━━━━━ RECORDS TO PROCESS ━━━━━
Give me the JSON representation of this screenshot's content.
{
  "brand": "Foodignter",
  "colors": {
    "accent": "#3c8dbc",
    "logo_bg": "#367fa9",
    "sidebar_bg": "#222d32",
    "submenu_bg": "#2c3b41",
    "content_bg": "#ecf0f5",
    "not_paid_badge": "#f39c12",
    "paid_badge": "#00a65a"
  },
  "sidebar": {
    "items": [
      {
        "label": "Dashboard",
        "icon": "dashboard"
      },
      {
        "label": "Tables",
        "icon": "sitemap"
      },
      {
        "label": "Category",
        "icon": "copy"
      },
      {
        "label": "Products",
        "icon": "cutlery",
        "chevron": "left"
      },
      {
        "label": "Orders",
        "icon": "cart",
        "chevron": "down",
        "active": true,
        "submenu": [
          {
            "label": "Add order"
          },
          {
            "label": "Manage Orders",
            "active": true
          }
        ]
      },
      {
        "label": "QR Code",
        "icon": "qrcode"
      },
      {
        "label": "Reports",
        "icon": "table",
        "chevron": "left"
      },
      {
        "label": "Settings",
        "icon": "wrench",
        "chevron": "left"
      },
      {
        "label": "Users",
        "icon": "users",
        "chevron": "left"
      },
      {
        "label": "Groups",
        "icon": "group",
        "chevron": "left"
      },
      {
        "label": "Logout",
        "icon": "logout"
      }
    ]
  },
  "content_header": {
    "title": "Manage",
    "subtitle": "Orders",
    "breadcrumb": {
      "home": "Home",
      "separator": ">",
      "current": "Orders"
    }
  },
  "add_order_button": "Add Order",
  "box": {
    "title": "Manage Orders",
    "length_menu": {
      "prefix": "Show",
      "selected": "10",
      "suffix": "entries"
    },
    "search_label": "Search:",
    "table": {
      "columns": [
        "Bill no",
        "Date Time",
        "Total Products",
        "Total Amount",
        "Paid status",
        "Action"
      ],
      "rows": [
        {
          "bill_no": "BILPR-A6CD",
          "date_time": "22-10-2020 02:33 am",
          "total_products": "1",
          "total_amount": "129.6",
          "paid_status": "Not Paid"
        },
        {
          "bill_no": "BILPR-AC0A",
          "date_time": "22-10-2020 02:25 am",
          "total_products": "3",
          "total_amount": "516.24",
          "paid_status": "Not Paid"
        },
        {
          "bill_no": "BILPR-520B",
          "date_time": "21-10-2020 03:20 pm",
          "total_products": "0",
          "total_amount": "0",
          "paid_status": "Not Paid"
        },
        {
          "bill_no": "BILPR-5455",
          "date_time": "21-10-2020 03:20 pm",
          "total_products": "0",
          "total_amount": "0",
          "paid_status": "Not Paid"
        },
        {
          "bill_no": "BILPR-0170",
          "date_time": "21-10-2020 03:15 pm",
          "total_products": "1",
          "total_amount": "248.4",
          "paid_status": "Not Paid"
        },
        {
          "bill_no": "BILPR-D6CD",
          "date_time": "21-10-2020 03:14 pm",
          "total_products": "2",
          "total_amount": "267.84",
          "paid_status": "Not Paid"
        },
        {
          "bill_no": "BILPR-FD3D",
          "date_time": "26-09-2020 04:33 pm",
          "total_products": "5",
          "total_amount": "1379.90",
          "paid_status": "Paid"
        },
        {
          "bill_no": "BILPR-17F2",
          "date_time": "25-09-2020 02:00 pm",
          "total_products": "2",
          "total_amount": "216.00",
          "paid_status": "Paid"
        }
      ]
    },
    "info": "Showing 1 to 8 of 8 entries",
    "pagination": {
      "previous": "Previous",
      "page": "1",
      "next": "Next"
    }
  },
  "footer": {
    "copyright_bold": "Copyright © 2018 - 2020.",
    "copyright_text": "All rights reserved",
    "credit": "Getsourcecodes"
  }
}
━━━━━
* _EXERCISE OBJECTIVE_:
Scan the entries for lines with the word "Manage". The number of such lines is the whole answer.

* _EXERCISE ANSWER_:
3